GIVEN INFORMATION:
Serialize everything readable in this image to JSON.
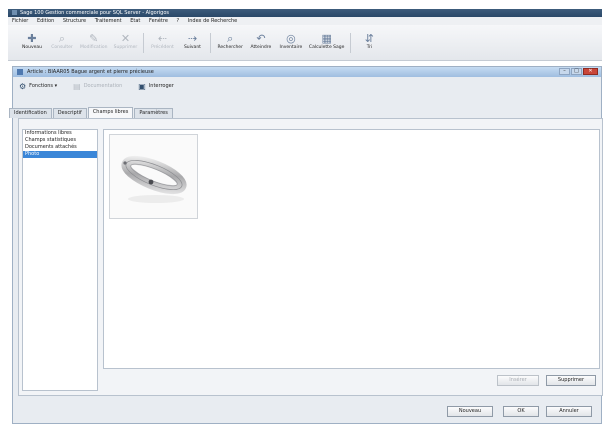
{
  "app": {
    "title": "Sage 100 Gestion commerciale pour SQL Server - Algorigos"
  },
  "menubar": [
    "Fichier",
    "Edition",
    "Structure",
    "Traitement",
    "Etat",
    "Fenêtre",
    "?",
    "Index de Recherche"
  ],
  "toolbar": {
    "buttons": [
      {
        "label": "Nouveau",
        "icon": "plus-icon",
        "glyph": "✚",
        "disabled": false
      },
      {
        "label": "Consulter",
        "icon": "view-icon",
        "glyph": "⌕",
        "disabled": true
      },
      {
        "label": "Modification",
        "icon": "edit-icon",
        "glyph": "✎",
        "disabled": true
      },
      {
        "label": "Supprimer",
        "icon": "delete-icon",
        "glyph": "✕",
        "disabled": true
      },
      {
        "label": "Précédent",
        "icon": "back-icon",
        "glyph": "⇠",
        "disabled": true
      },
      {
        "label": "Suivant",
        "icon": "next-icon",
        "glyph": "⇢",
        "disabled": false
      },
      {
        "label": "Rechercher",
        "icon": "search-icon",
        "glyph": "⌕",
        "disabled": false
      },
      {
        "label": "Atteindre",
        "icon": "goto-icon",
        "glyph": "↶",
        "disabled": false
      },
      {
        "label": "Inventaire",
        "icon": "inventory-icon",
        "glyph": "◎",
        "disabled": false
      },
      {
        "label": "Calculette Sage",
        "icon": "calculator-icon",
        "glyph": "▦",
        "disabled": false
      },
      {
        "label": "Tri",
        "icon": "sort-icon",
        "glyph": "⇵",
        "disabled": false
      }
    ]
  },
  "child_window": {
    "title": "Article : BIAAR05 Bague argent et pierre précieuse",
    "toolbar": [
      {
        "label": "Fonctions",
        "icon": "functions-icon",
        "glyph": "⚙",
        "disabled": false
      },
      {
        "label": "Documentation",
        "icon": "documentation-icon",
        "glyph": "▤",
        "disabled": true
      },
      {
        "label": "Interroger",
        "icon": "query-icon",
        "glyph": "▣",
        "disabled": false
      }
    ],
    "tabs": [
      {
        "label": "Identification",
        "active": false
      },
      {
        "label": "Descriptif",
        "active": false
      },
      {
        "label": "Champs libres",
        "active": true
      },
      {
        "label": "Paramètres",
        "active": false
      }
    ],
    "nav": [
      {
        "label": "Informations libres",
        "selected": false
      },
      {
        "label": "Champs statistiques",
        "selected": false
      },
      {
        "label": "Documents attachés",
        "selected": false
      },
      {
        "label": "Photo",
        "selected": true
      }
    ],
    "photo_alt": "ring-photo",
    "buttons": {
      "insert": "Insérer",
      "delete": "Supprimer"
    }
  },
  "footer": {
    "new": "Nouveau",
    "ok": "OK",
    "cancel": "Annuler"
  }
}
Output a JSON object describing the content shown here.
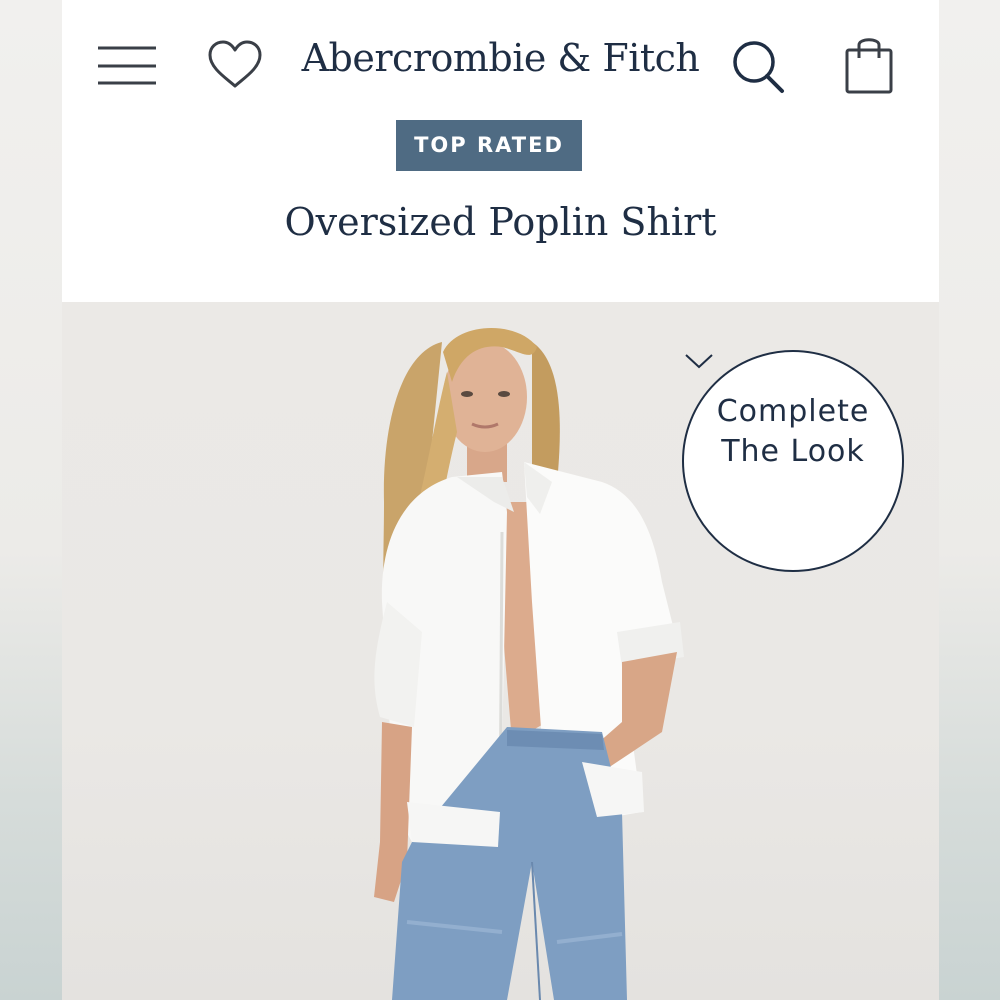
{
  "header": {
    "brand": "Abercrombie & Fitch",
    "icons": {
      "menu": "hamburger-menu-icon",
      "wishlist": "heart-icon",
      "search": "search-icon",
      "bag": "shopping-bag-icon"
    }
  },
  "product": {
    "badge": "TOP RATED",
    "title": "Oversized Poplin Shirt"
  },
  "complete_the_look": {
    "line1": "Complete",
    "line2": "The Look",
    "icon": "chevron-down-icon"
  },
  "colors": {
    "navy": "#1f2e44",
    "badge_bg": "#4f6b83",
    "header_bg": "#ffffff",
    "photo_bg": "#ebe9e6"
  }
}
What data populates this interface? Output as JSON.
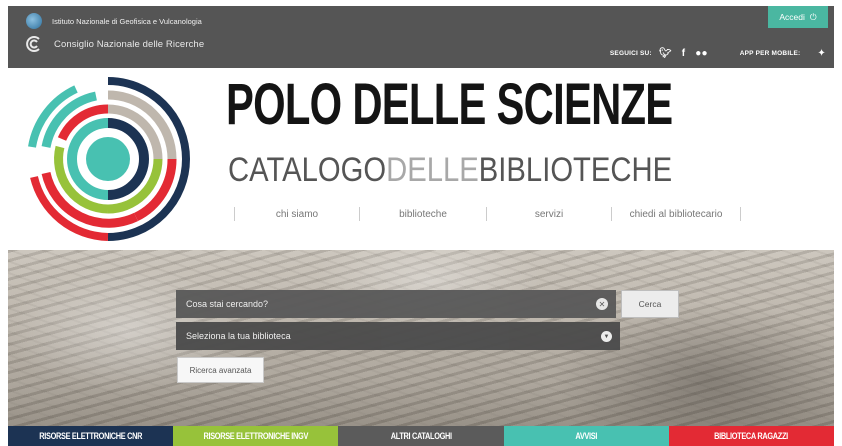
{
  "topbar": {
    "institute_1": "Istituto Nazionale di Geofisica e Vulcanologia",
    "institute_2": "Consiglio Nazionale delle Ricerche",
    "login_label": "Accedi",
    "follow_label": "SEGUICI SU:",
    "mobile_label": "APP PER MOBILE:",
    "social_icons": [
      "twitter-icon",
      "facebook-icon",
      "flickr-icon"
    ],
    "mobile_icons": [
      "apple-icon",
      "android-icon"
    ]
  },
  "header": {
    "title": "POLO DELLE SCIENZE",
    "subtitle_a": "CATALOGO",
    "subtitle_b": "DELLE",
    "subtitle_c": "BIBLIOTECHE"
  },
  "nav": {
    "items": [
      {
        "label": "chi siamo"
      },
      {
        "label": "biblioteche"
      },
      {
        "label": "servizi"
      },
      {
        "label": "chiedi al bibliotecario"
      }
    ]
  },
  "search": {
    "placeholder": "Cosa stai cercando?",
    "button": "Cerca",
    "library_select": "Seleziona la tua biblioteca",
    "advanced": "Ricerca avanzata"
  },
  "tabs": [
    {
      "label": "RISORSE ELETTRONICHE CNR",
      "color": "#1c3353"
    },
    {
      "label": "RISORSE ELETTRONICHE INGV",
      "color": "#97c23a"
    },
    {
      "label": "ALTRI CATALOGHI",
      "color": "#5b5b5b"
    },
    {
      "label": "AVVISI",
      "color": "#48c1b1"
    },
    {
      "label": "BIBLIOTECA RAGAZZI",
      "color": "#e32a34"
    }
  ],
  "colors": {
    "accent": "#4ab7a1",
    "topbar": "#555555"
  }
}
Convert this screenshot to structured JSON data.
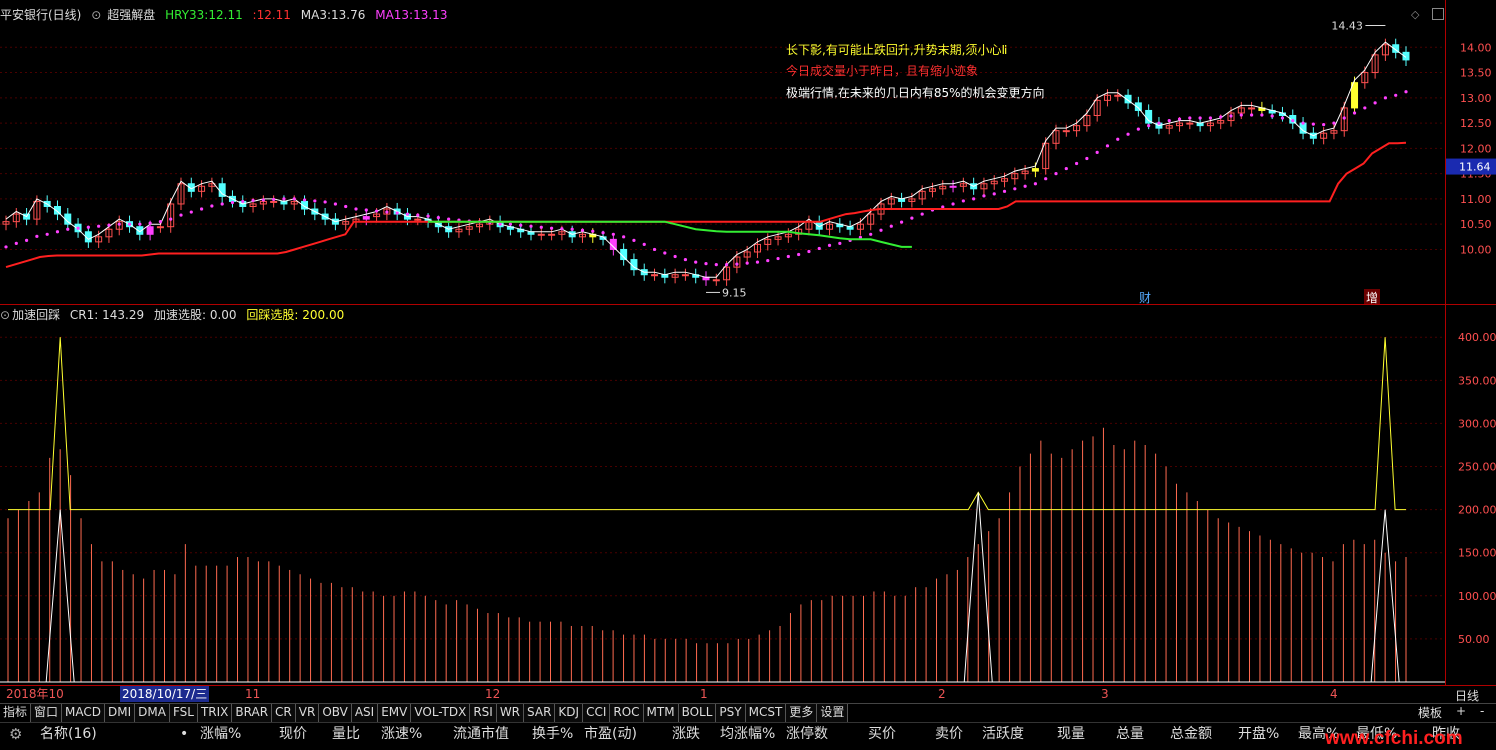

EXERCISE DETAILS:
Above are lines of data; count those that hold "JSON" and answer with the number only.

SOLUTION FOR THIS PROBLEM:
4